I’m Dan Capra. I’m a professor at Fordham Law School and I’ll provide you with a quick and down and dirty explanation of this particularly complicated area.
One of the problems of “Is stop-and-frisk legal?” is the term “stop-and-frisk" is kind of used by people who really kind of don’t know what they’re talking about, like in the presidential debate, for example.
Lester Holt: Stop and frisk was ruled unconstitutional in New York, because it largely singled out black and Hispanic young men—
Donald Trump: (interrupting) No, you’re wrong. It went before a judge, who was a very against-police judge.
Hillary Clinton: Stop and frisk was found to be unconstitutional and, in part, because it was ineffective. It did not do what it needed to do.
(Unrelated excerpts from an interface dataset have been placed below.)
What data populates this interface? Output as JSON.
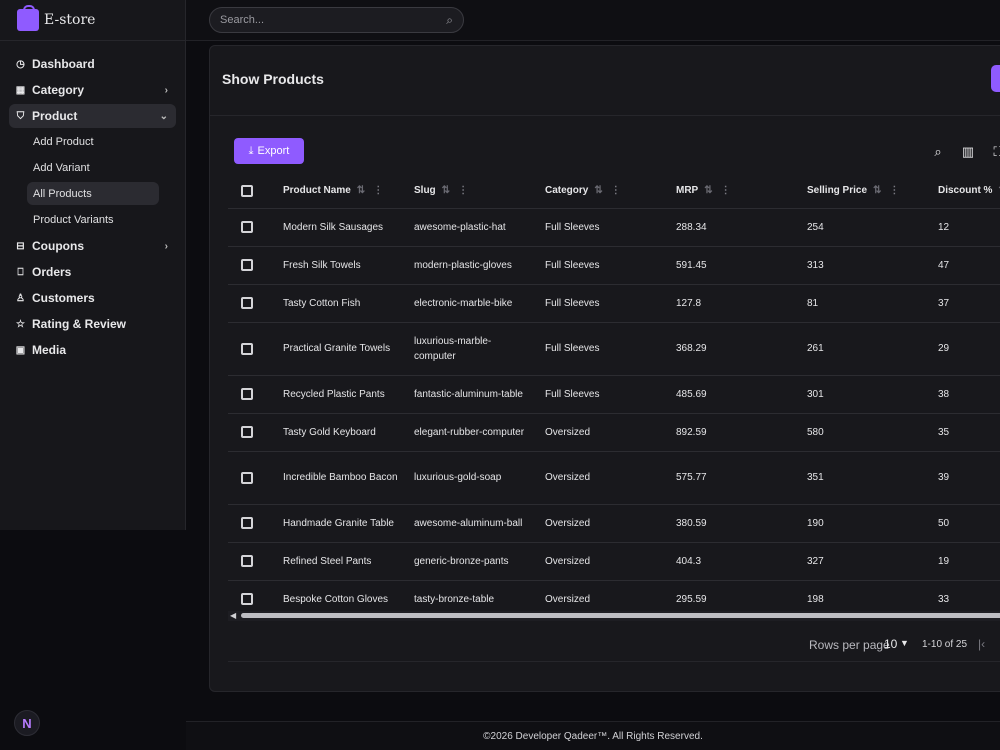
{
  "app": {
    "name": "E-store"
  },
  "search": {
    "placeholder": "Search..."
  },
  "sidebar": {
    "items": [
      {
        "label": "Dashboard",
        "icon": "gauge-icon"
      },
      {
        "label": "Category",
        "icon": "grid-icon"
      },
      {
        "label": "Product",
        "icon": "shirt-icon",
        "children": [
          "Add Product",
          "Add Variant",
          "All Products",
          "Product Variants"
        ],
        "active_child": "All Products"
      },
      {
        "label": "Coupons",
        "icon": "ticket-icon"
      },
      {
        "label": "Orders",
        "icon": "bag-icon"
      },
      {
        "label": "Customers",
        "icon": "user-icon"
      },
      {
        "label": "Rating & Review",
        "icon": "star-icon"
      },
      {
        "label": "Media",
        "icon": "image-icon"
      }
    ]
  },
  "page": {
    "title": "Show Products"
  },
  "toolbar": {
    "export_label": "Export"
  },
  "table": {
    "headers": [
      "Product Name",
      "Slug",
      "Category",
      "MRP",
      "Selling Price",
      "Discount %"
    ],
    "rows": [
      [
        "Modern Silk Sausages",
        "awesome-plastic-hat",
        "Full Sleeves",
        "288.34",
        "254",
        "12"
      ],
      [
        "Fresh Silk Towels",
        "modern-plastic-gloves",
        "Full Sleeves",
        "591.45",
        "313",
        "47"
      ],
      [
        "Tasty Cotton Fish",
        "electronic-marble-bike",
        "Full Sleeves",
        "127.8",
        "81",
        "37"
      ],
      [
        "Practical Granite Towels",
        "luxurious-marble-computer",
        "Full Sleeves",
        "368.29",
        "261",
        "29"
      ],
      [
        "Recycled Plastic Pants",
        "fantastic-aluminum-table",
        "Full Sleeves",
        "485.69",
        "301",
        "38"
      ],
      [
        "Tasty Gold Keyboard",
        "elegant-rubber-computer",
        "Oversized",
        "892.59",
        "580",
        "35"
      ],
      [
        "Incredible Bamboo Bacon",
        "luxurious-gold-soap",
        "Oversized",
        "575.77",
        "351",
        "39"
      ],
      [
        "Handmade Granite Table",
        "awesome-aluminum-ball",
        "Oversized",
        "380.59",
        "190",
        "50"
      ],
      [
        "Refined Steel Pants",
        "generic-bronze-pants",
        "Oversized",
        "404.3",
        "327",
        "19"
      ],
      [
        "Bespoke Cotton Gloves",
        "tasty-bronze-table",
        "Oversized",
        "295.59",
        "198",
        "33"
      ]
    ]
  },
  "pagination": {
    "rows_per_page_label": "Rows per page",
    "rows_per_page": "10",
    "range": "1-10 of 25"
  },
  "footer": {
    "text": "©2026 Developer Qadeer™. All Rights Reserved."
  },
  "colors": {
    "accent": "#8f5bff",
    "background": "#0c0c10",
    "panel": "#18181c"
  }
}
Daniel Capra: Stop and frisk has been established as a legal practice if certain conditions are met. And that’s by the Supreme Court in the famous case of Terry v. Ohio. What the court determined is that if officers had to have what is called “probable cause," the standard required to make an arrest, for street encounters and street investigations, then a lot of crime would go undetected, and there would be a risk to the public. So what the court did is basically invent a standard of proof called “reasonable suspicion,” which would allow officers to actually stop somebody’s movement and basically determine whether reasonable suspicion actually could lead to probable cause. To basically ask questions, “Where are you going? What are you doing? Who are you doing it with? Where ya been?” doing warrant checks, doing identification checks and the like, for a limited period of time. It’s not an arrest. It’s what’s called a “stop.” But attendant to the stop is the "frisk." And the frisk is for self-protection. If the officer has reasonable suspicion that the person is armed and dangerous—not just armed, but armed and dangerous—then the officer can search for those weapons that are on the person and also on whatever the person’s carrying, and also, as it happens, in the passenger compartment of the car if the person is stopped in their car. Upon reasonable suspicion, these searches can occur. So, is stop legal? The answer is yes, if the officer has reasonable suspicion that the suspect—the person—is about to commit or has committed a crime. Second, a frisk is legal, again, upon the condition that the officer has reasonable suspicion that the person whom they have stopped is armed and dangerous. Now, those are the basics. It’s a lot more complex than that. But the answer is stop and frisk is legal. However, there have been situations in which officers employ stop and frisk in an illegal fashion, and that is the issue that came up in the major lawsuit against the New York City Police Department about their stop and frisk program. The problem with the stop and frisk program as found by the judge—she found that stop and frisk was being used selectively, that it was actually an equal protection problem in the use of the stop and frisk program. That is to say, it was being used to discriminate against minorities, particularly young African-American men. Secondly, the court found that many of these stop and frisks were occurring without reasonable suspicion. They were occurring just because, for example, around a housing project at a particular time, or a particular place at a particular time. So essentially what the court found was that the quote stop-and-frisk program, not the idea of stop and frisk program, was unconstitutional as applied by the New York City Police Department, and basically that program has now been abandoned. But that doesn’t mean that stop and frisk has been abandoned. It just means that stop and frisk, when legally conducted, is a permissible police practice.